In his conversation with Andrew Stahl from The Slade School of Fine Art, UCL at Daiwa Foundation House on Thursday, Carl Randall explained how his meticulous paintings evolved from a simple sketch. It might originate from some movements or people’s facial expressions that intrigued him, and then he would make a few quick sketches on the move, and consider the composition. Then over time the quick sketches became more serious sketches, and slowly the overall impression deepened. Finally the characters found their ways into the picture. He would consider the light, tone and texture, making one layer after another. He approached his subject as if he were an outsider, so that he could observe and create, make a documentation of the reality, even if his play on the dimension and proportions of figures betray the artificial nature of a painting.

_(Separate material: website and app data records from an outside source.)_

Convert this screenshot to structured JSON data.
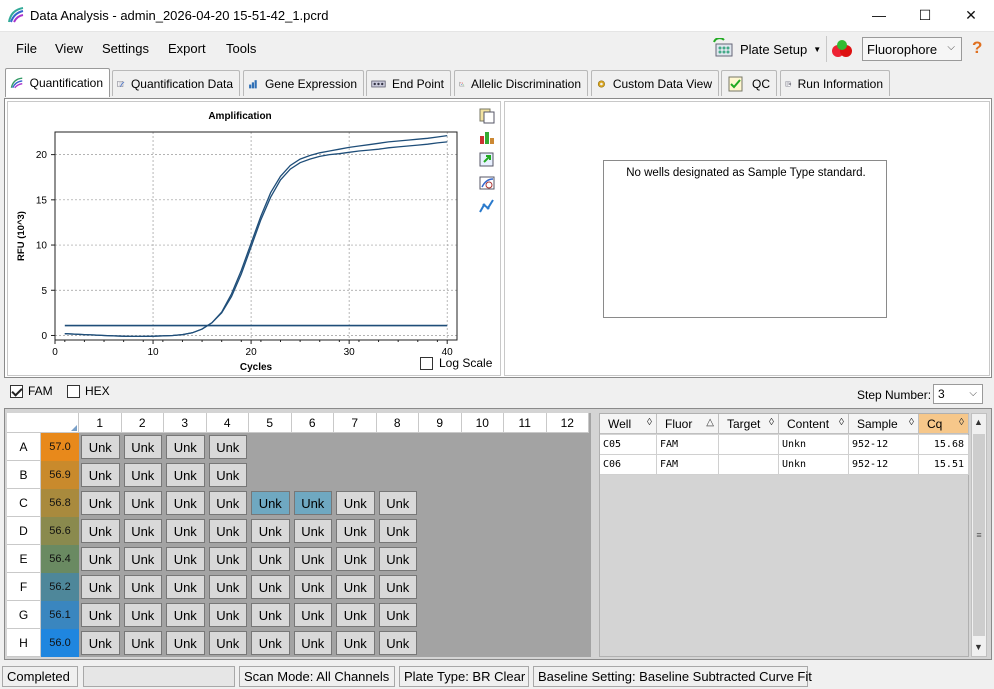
{
  "window": {
    "title": "Data Analysis - admin_2026-04-20 15-51-42_1.pcrd",
    "minimize_glyph": "—",
    "maximize_glyph": "☐",
    "close_glyph": "✕"
  },
  "menu": {
    "items": [
      "File",
      "View",
      "Settings",
      "Export",
      "Tools"
    ],
    "plate_setup": "Plate Setup",
    "fluorophore": "Fluorophore",
    "help_glyph": "?"
  },
  "tabs": [
    {
      "label": "Quantification",
      "active": true
    },
    {
      "label": "Quantification Data"
    },
    {
      "label": "Gene Expression"
    },
    {
      "label": "End Point"
    },
    {
      "label": "Allelic Discrimination"
    },
    {
      "label": "Custom Data View"
    },
    {
      "label": "QC"
    },
    {
      "label": "Run Information"
    }
  ],
  "chart_data": {
    "type": "line",
    "title": "Amplification",
    "xlabel": "Cycles",
    "ylabel": "RFU (10^3)",
    "xlim": [
      0,
      41
    ],
    "ylim": [
      -0.5,
      22.5
    ],
    "xticks": [
      0,
      10,
      20,
      30,
      40
    ],
    "yticks": [
      0,
      5,
      10,
      15,
      20
    ],
    "grid": true,
    "series": [
      {
        "x": [
          1,
          2,
          3,
          4,
          5,
          6,
          7,
          8,
          9,
          10,
          11,
          12,
          13,
          14,
          15,
          16,
          17,
          18,
          19,
          20,
          21,
          22,
          23,
          24,
          25,
          26,
          27,
          28,
          29,
          30,
          31,
          32,
          33,
          34,
          35,
          36,
          37,
          38,
          39,
          40
        ],
        "values": [
          0.2,
          0.15,
          0.1,
          0.05,
          0.0,
          -0.05,
          -0.08,
          -0.1,
          -0.1,
          -0.08,
          -0.05,
          0.0,
          0.1,
          0.3,
          0.7,
          1.4,
          2.6,
          4.6,
          7.2,
          10.2,
          13.2,
          15.8,
          17.6,
          18.8,
          19.5,
          19.9,
          20.2,
          20.4,
          20.6,
          20.8,
          20.95,
          21.1,
          21.25,
          21.4,
          21.5,
          21.6,
          21.7,
          21.8,
          21.95,
          22.1
        ]
      },
      {
        "x": [
          1,
          2,
          3,
          4,
          5,
          6,
          7,
          8,
          9,
          10,
          11,
          12,
          13,
          14,
          15,
          16,
          17,
          18,
          19,
          20,
          21,
          22,
          23,
          24,
          25,
          26,
          27,
          28,
          29,
          30,
          31,
          32,
          33,
          34,
          35,
          36,
          37,
          38,
          39,
          40
        ],
        "values": [
          0.2,
          0.15,
          0.1,
          0.05,
          0.0,
          -0.05,
          -0.08,
          -0.1,
          -0.1,
          -0.08,
          -0.05,
          0.0,
          0.1,
          0.3,
          0.7,
          1.4,
          2.5,
          4.3,
          6.8,
          9.8,
          12.8,
          15.3,
          17.2,
          18.4,
          19.1,
          19.5,
          19.8,
          20.0,
          20.1,
          20.25,
          20.4,
          20.5,
          20.6,
          20.75,
          20.85,
          20.95,
          21.05,
          21.15,
          21.3,
          21.4
        ]
      }
    ],
    "threshold": 1.1,
    "log_scale_label": "Log Scale"
  },
  "standard_pane": {
    "message": "No wells designated as Sample Type standard."
  },
  "fluor_bar": {
    "fam": "FAM",
    "hex": "HEX",
    "step_label": "Step Number:",
    "step_value": "3"
  },
  "plate": {
    "columns": [
      "1",
      "2",
      "3",
      "4",
      "5",
      "6",
      "7",
      "8",
      "9",
      "10",
      "11",
      "12"
    ],
    "rows": [
      {
        "label": "A",
        "temp": "57.0",
        "color": "#e8891b",
        "wells": [
          "Unk",
          "Unk",
          "Unk",
          "Unk",
          "",
          "",
          "",
          "",
          "",
          "",
          "",
          ""
        ]
      },
      {
        "label": "B",
        "temp": "56.9",
        "color": "#c98a2c",
        "wells": [
          "Unk",
          "Unk",
          "Unk",
          "Unk",
          "",
          "",
          "",
          "",
          "",
          "",
          "",
          ""
        ]
      },
      {
        "label": "C",
        "temp": "56.8",
        "color": "#a98a3d",
        "wells": [
          "Unk",
          "Unk",
          "Unk",
          "Unk",
          "Unk",
          "Unk",
          "Unk",
          "Unk",
          "",
          "",
          "",
          ""
        ],
        "selected": [
          4,
          5
        ]
      },
      {
        "label": "D",
        "temp": "56.6",
        "color": "#8a8a4e",
        "wells": [
          "Unk",
          "Unk",
          "Unk",
          "Unk",
          "Unk",
          "Unk",
          "Unk",
          "Unk",
          "",
          "",
          "",
          ""
        ]
      },
      {
        "label": "E",
        "temp": "56.4",
        "color": "#6a8a62",
        "wells": [
          "Unk",
          "Unk",
          "Unk",
          "Unk",
          "Unk",
          "Unk",
          "Unk",
          "Unk",
          "",
          "",
          "",
          ""
        ]
      },
      {
        "label": "F",
        "temp": "56.2",
        "color": "#4e879a",
        "wells": [
          "Unk",
          "Unk",
          "Unk",
          "Unk",
          "Unk",
          "Unk",
          "Unk",
          "Unk",
          "",
          "",
          "",
          ""
        ]
      },
      {
        "label": "G",
        "temp": "56.1",
        "color": "#3a86bf",
        "wells": [
          "Unk",
          "Unk",
          "Unk",
          "Unk",
          "Unk",
          "Unk",
          "Unk",
          "Unk",
          "",
          "",
          "",
          ""
        ]
      },
      {
        "label": "H",
        "temp": "56.0",
        "color": "#1f86df",
        "wells": [
          "Unk",
          "Unk",
          "Unk",
          "Unk",
          "Unk",
          "Unk",
          "Unk",
          "Unk",
          "",
          "",
          "",
          ""
        ]
      }
    ]
  },
  "results_table": {
    "headers": [
      "Well",
      "Fluor",
      "Target",
      "Content",
      "Sample",
      "Cq"
    ],
    "rows": [
      [
        "C05",
        "FAM",
        "",
        "Unkn",
        "952-12",
        "15.68"
      ],
      [
        "C06",
        "FAM",
        "",
        "Unkn",
        "952-12",
        "15.51"
      ]
    ]
  },
  "status": {
    "state": "Completed",
    "scan_mode": "Scan Mode: All Channels",
    "plate_type": "Plate Type: BR Clear",
    "baseline": "Baseline Setting: Baseline Subtracted Curve Fit"
  },
  "colors": {
    "accent": "#1f4e79",
    "selected_well": "#6fa8c1",
    "cq_header": "#f6c78a"
  }
}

Listening to his talk, one sees that art is never a coincidence. Talent and perceptiveness are key, of course, but the contents and style come from hard work. Randall conceded that he never used photographs to make portraits, even though he had no intention of making a statement against portraits based on photographs. It just did not appeal to him. He would like to be able to meet his model, speak to him or her, and in those three hours he would observe keenly and feel the model’s presence or personality, pin down his impression of him or her, and to adopt the portrait in the larger urban landscape he was working on. Over the ten years he was in Japan, Randall estimated that he had drawn nearly a thousand faces.
He mentioned Edward Hopper as an influence. I have always felt a vague hint of Hopper in his work: the distance between individuals in a familiar yet slightly surreal urban landscape, the unflattering palette of reality, the way time seems to have frozen in the poetic moment, the impossibility to know someone or tell what they feel from just gleaning the surface, and how the mood of an individual seems to enter the colours, the lights, the environment. He said he liked Japan and found it a very calm, orderly city, and though the city is incredibly busy, filled with movements and skyscrapers and neon lights, it is a place where lost things are found.
Stahl asked Randall how he thought about the discipline of the artist. The key, according to Randall, is to treat your work as a job. “You have to get on with it, every single day, otherwise nothing gets done really.”
For more, click here. Exhibition continues at Daiwa Foundation House, 13/14 Cornwall Terrace, Outer Circle, London NW1 4QP until 12 March.